Omar was apprehended and even though he was technically a child soldier at the time of the incident, he was convicted by a US military court and spent 10 years in Guantánamo Bay Cuba, during which time he claimed he was tortured. There has been no proof.

There is no question that he is a Canadian citizen, and that he did not receive Canadian standards of justice. It is also clear that he has not, since returning to Canada, made a serious effort to dissuade other young Canadians from following in his footsteps.

I suppose I could stop there because I probably already have made everyone mad at me by trying to give both sides of the story. If we ever needed King Solomon to come back and adjudicate an issue, now would be the time.

My view is that any Khadrs, or any other immigrants born elsewhere, who actively support terrorist organizations, should have their citizenship revoked, and be expelled.

But Omar Khadr is a Canadian born, Canadian citizen. I don’t trust him, but he was not treated properly according to Canadian law, and therefore should be compensated.

And 10.5 million is way too much.

Tear a strip off me on my blog site, and I’ll post your comments.

Dave Reesor

Canadian Politics Terrorism The left Uncategorized US Politics

Does It Look Like a War?

Justin Trudeau says that whatever sort of conflict we are in with ISIS, it’s not really a war; Dave 07it’s just a fight. Now I know that Justin isn’t a lawyer, but he has obviously spent too much time around people who fiddle with semantics to obscure the truth. Justin Trudeau and Stephane Dion both say that a war is something that can be won by one side or the other, and that terrorist groups like ISIS can never win. Really?

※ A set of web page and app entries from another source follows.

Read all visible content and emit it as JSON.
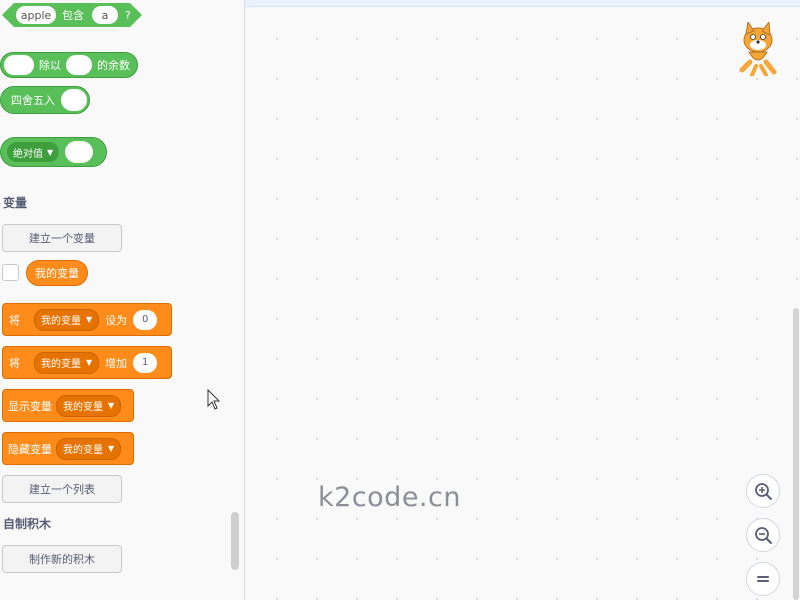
{
  "operators": {
    "contains": {
      "left": "apple",
      "label": "包含",
      "right": "a",
      "suffix": "?"
    },
    "mod": {
      "label": "除以",
      "suffix": "的余数"
    },
    "round": {
      "label": "四舍五入"
    },
    "abs": {
      "dropdown": "绝对值"
    }
  },
  "variables": {
    "title": "变量",
    "make_button": "建立一个变量",
    "my_variable": "我的变量",
    "set_block": {
      "prefix": "将",
      "variable": "我的变量",
      "verb": "设为",
      "value": "0"
    },
    "change_block": {
      "prefix": "将",
      "variable": "我的变量",
      "verb": "增加",
      "value": "1"
    },
    "show_block": {
      "label": "显示变量",
      "variable": "我的变量"
    },
    "hide_block": {
      "label": "隐藏变量",
      "variable": "我的变量"
    },
    "make_list_button": "建立一个列表"
  },
  "my_blocks": {
    "title": "自制积木",
    "make_button": "制作新的积木"
  },
  "workspace": {
    "watermark": "k2code.cn",
    "zoom_in_icon": "zoom-in-icon",
    "zoom_out_icon": "zoom-out-icon",
    "reset_icon": "reset-zoom-icon"
  },
  "colors": {
    "operators": "#59c059",
    "variables": "#ff8c1a",
    "palette_bg": "#f9f9f9"
  }
}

Who won on 9/11 when air traffic was shut down around the world? Who wins when Caucasian or Oriental grandmothers are forced to take off their shoes and be x-rayed when they go through airport security?

Who won last week in Belgium?

What war looks like has changed repeatedly throughout history. The invention of the British longbow changed it. The invention of gunpowder and firearms changed it again. The invention of tanks and mobilized warfare in World War I changed it again.

The French forgot that lesson in the lead up to World War II, and built the Maginot Line, a series of fortresses strung across the border with Germany. German Panzer divisions invading France simply drove around it. The French regarded the change in rules as lacking in chivalry.

The struggle against Islamic terrorism once again redefines war, and also what defeat and victory will look like. ISIS may not play by the rules, but that doesn’t mean we’re not at war with them.

A battle won is a day with no terrorist attacks in your country; victory might be a week with no terrorist attacks anywhere in the world.

But those victories will only come if we take the war seriously, and Justin Trudeau and Barack Obama, both of whom have declared that climate change is the major threat facing the world, are simply not serious leaders. They are Kardashians in pants; famous for being famous.

ISIS attacks targets around the world, but their operational headquarters and source of finances are based in specific areas in Syria and Iraq, and increasingly, Libya. We need to get serious about cutting off their oil revenue ; dismantling their financial structure; and killing them if necessary.

And who knows, taking that task seriously might eventually lead to weeks, or even months, with no terrorist attacks anywhere in the world. And quite unlike last week in Belgium, that would feel like victory.

I’m Dave Reesor, and that’s my perspective.